This is a true story about a local youth philanthropy group investing in an idea that a couple of faculty members from Oak Farm Montessori School in rural Avilla had to immerse elementary students in natural settings and engage them in learning about their natural surroundings, how to respect it and how to live off of it.
Thanks to the generosity of PULSE of Noble County helping to underwrite the summer camp Building Bridges and Exploring Nature Together, Michal Miller and Brett Bloom, were able to do just that.
The inspiration for the camp was the 100-acre campus that Miller and Bloom call home during the school year. Oak Farm is a community asset and they desired to have non-Oak Farm students benefit from the campus. This resulted in a week in the woods, prairies, and wetlands, a first time experiences for many students.

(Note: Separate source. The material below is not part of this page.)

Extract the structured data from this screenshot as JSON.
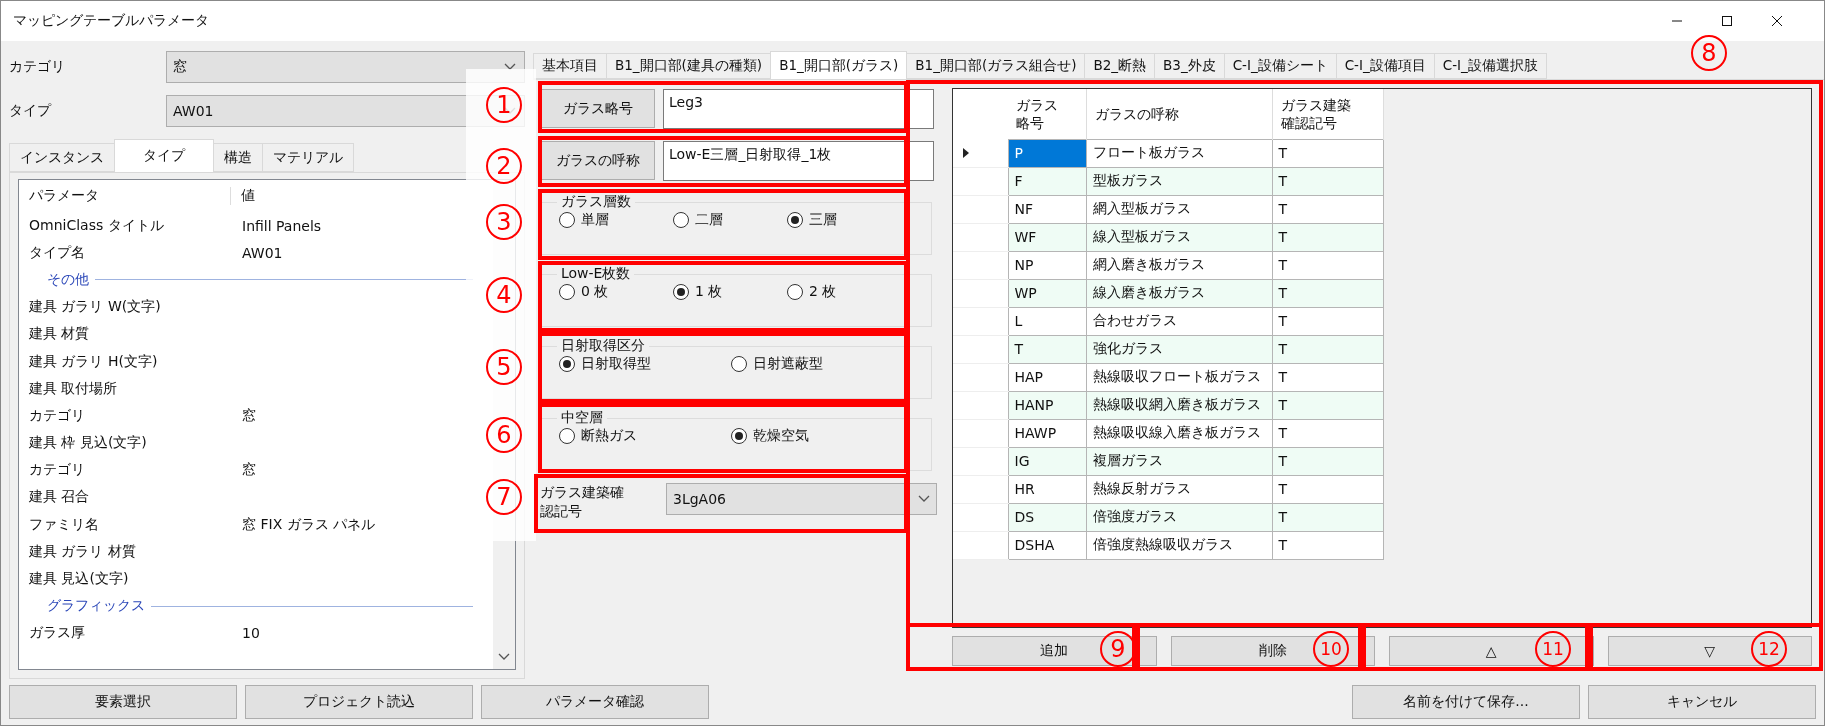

“We knew cost could be a deterrent, but with the help of funding from PULSE, we were able to offer the camp at a greatly reduced cost.
The partnering schools were asked to provide transportation and a staff member to accompany their students to camp each day, said Nicole Lowe, summer camp coordinator.
“Our goal was to establish the foundation for a partnership that could grow and expand with the interest of the camp,” she added.
“It was exciting to know that we were going to have new students on our campus and have the opportunity to begin a partnership with Towles and Bunche Montessori Schools who are part of the Fort Wayne Community School District,” said Bloom, the school’s eco-literacy coordinator.
By integrating Project Learning Tree exercises, immersive exploration in wild spaces, group conversations and concentrated questions promoting student reflection and sketchbook work, Miller and Bloom engaged students in a unique outdoor experience. “Students were a little uncomfortable the first day. Oak Farm students had friends that they knew and were at home on our campus. The students from Fort Wayne were also with their friends, but were in a completely unfamiliar environment. Many had never done simple things such as climb a tree, walk in the woods and listen, observe and be part of nature,” Miller said.
Miller and Bloom and Amy Bobilya, the teacher volunteer from Bunche Montessori in Fort Wayne, the urban partner school, did what they do every day. They stepped back, revised their game plan and followed the children’s needs. This does not mean chaos.
Much of the week was spent in mud boots: crawling through the woods, literally, looking at the tiniest of teeming life; walking in the prairie to gather things that interested them, plunging through the wetlands into a massive stand of cattails over 8 feet tall.
Students visited the middle school, where caring for farm animals is part of the curriculum. Campers discussed the importance of having appropriate living space to meet the needs of the animals. Later they snacked on duck eggs collected from the ducks on campus.
While turning over logs, one camper found lemon ants. This student became the teacher by sharing what he knew about lemon ants, that they were safe to eat and tasted just like lemons! After his impromptu lesson, the other students were given the opportunity to taste the ant.
On another occasion, a camper had never climbed a tree and was very nervous. There was no pressure, just encouragement. By the end of the week, this student not only climbed a tree, but she chose to have lunch on the last day of camp sitting up in a tree connecting with her natural surroundings.
By the middle of the week, students who had been previously afraid to balance on a log were now climbing trees on their own. Students, who had been unsure of what to do in a vast landscape of prairie or woods, were exploring independently and collecting seeds and insects by the end of the week. Students cared for themselves, the environment, and their fellow campmates.
“I am truly amazed at what this camp did for our children,” said Amy Bobilya. “It was awesome to observe how the children and their mindset changed throughout camp. As the camp progressed they became more curious and started to take more risk. (They) were given the opportunity to engage in an area of particular interest and became more self-confident. Most of the children who attended camp from Fort Wayne had never heard of the different ecosystems ... let alone know that you can taste, feel and touch them!”
She added, “The children’s compassion grew not only for nature, but also for each other ... I observed the children helping each other climb up trees, giving each other comfort when scared of an animal, and encouraging each other in the woods.”
All adults can promote this growth. Join your child outside. Visit a park or take a walk down the street. You don’t have to have a 100-acre campus to stop, listen and enjoy nature and all that it has to offer.